Given data: Begin

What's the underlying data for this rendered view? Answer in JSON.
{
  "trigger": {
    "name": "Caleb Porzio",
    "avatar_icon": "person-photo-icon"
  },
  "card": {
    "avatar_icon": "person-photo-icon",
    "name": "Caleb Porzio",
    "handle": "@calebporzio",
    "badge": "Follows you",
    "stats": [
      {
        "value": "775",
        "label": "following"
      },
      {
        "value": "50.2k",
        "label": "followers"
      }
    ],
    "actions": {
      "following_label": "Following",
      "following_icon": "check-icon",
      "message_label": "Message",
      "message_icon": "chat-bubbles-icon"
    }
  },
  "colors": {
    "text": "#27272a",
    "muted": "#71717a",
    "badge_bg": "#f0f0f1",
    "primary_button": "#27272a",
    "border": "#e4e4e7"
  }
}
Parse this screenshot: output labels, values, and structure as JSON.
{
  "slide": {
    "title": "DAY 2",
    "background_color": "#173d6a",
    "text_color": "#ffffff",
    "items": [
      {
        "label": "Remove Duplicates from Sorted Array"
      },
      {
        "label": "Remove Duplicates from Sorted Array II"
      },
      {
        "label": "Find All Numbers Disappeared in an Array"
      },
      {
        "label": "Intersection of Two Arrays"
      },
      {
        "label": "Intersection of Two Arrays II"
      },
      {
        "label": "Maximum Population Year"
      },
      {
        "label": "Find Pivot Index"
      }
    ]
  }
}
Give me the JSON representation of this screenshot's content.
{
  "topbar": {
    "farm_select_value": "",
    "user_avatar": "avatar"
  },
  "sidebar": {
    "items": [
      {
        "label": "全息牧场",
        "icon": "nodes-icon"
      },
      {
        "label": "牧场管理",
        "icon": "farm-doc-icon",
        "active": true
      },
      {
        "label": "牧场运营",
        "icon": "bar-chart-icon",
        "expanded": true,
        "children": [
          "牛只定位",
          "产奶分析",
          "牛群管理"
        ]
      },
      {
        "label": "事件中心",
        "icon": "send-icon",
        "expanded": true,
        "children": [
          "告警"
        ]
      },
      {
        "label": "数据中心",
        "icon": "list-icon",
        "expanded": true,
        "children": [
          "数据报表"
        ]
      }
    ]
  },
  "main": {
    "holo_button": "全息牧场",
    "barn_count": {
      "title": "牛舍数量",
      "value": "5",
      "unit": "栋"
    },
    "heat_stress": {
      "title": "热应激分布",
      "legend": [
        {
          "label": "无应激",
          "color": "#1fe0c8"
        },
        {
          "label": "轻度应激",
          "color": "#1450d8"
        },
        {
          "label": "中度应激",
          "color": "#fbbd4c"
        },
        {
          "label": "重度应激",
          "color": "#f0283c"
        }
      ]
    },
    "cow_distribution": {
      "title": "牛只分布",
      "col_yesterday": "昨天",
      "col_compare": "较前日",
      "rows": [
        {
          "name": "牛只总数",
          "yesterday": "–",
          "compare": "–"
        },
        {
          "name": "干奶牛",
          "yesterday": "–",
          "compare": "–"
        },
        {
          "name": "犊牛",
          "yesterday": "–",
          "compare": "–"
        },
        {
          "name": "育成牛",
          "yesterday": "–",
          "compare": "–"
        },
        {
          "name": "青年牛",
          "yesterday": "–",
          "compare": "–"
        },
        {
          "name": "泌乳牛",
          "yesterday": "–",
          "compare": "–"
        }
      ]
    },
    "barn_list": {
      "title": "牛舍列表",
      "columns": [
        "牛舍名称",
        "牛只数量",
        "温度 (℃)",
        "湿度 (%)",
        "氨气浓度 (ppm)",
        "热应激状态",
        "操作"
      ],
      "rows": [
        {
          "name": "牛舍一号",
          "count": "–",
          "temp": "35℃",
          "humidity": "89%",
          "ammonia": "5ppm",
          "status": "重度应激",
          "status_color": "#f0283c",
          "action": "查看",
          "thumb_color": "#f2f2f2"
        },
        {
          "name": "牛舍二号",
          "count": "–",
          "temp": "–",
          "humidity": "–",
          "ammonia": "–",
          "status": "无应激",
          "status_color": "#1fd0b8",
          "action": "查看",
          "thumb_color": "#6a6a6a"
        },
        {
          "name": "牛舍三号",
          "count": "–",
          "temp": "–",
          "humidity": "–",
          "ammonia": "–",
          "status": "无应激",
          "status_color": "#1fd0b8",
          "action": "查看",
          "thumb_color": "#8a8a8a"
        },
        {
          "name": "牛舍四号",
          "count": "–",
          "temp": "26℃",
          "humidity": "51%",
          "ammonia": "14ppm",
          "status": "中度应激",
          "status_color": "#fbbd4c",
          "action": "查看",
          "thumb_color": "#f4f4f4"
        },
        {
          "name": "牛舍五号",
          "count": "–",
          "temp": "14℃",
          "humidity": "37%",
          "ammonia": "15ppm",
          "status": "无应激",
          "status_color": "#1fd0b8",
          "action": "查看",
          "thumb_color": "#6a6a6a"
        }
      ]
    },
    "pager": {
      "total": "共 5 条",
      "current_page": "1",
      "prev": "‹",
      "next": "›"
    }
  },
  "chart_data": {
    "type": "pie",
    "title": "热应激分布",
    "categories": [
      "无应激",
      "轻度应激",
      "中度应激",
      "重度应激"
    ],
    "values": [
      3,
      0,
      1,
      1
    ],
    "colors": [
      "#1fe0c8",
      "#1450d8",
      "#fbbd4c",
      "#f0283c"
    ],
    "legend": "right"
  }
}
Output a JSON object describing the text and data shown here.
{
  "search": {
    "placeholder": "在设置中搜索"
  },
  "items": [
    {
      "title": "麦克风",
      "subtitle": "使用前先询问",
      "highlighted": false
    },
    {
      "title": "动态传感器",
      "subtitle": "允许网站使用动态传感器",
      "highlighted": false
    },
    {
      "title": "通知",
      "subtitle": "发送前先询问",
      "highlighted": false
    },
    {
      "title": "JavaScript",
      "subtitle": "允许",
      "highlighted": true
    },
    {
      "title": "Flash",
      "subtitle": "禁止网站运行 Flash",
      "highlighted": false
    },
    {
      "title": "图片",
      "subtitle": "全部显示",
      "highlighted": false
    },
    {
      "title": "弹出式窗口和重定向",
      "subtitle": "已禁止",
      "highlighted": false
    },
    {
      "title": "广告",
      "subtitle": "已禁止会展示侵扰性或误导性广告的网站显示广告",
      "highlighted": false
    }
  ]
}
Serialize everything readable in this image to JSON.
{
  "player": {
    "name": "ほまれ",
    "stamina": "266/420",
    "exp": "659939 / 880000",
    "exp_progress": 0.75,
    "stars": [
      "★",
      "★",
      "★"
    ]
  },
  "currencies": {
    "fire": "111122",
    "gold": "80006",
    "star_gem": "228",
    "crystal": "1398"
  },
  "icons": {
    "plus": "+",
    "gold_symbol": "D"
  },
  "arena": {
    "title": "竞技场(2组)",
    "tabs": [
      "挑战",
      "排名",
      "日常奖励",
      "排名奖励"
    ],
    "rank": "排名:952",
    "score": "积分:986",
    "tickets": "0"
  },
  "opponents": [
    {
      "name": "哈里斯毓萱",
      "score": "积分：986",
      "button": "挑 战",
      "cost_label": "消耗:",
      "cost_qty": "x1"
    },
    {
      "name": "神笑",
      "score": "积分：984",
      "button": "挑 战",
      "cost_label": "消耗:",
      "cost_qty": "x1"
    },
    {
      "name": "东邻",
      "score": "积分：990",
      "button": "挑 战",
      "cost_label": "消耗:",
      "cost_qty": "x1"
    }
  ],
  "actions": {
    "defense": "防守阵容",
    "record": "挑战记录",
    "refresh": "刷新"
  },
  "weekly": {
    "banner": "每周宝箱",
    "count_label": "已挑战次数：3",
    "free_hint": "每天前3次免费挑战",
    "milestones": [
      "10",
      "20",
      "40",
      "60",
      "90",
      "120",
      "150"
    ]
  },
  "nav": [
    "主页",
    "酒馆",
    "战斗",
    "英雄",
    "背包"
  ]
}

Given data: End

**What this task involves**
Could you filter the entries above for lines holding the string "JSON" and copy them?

**Result**
What's the underlying data for this rendered view? Answer in JSON.
Parse this screenshot: output labels, values, and structure as JSON.
Give me the JSON representation of this screenshot's content.
Output a JSON object describing the text and data shown here.
Serialize everything readable in this image to JSON.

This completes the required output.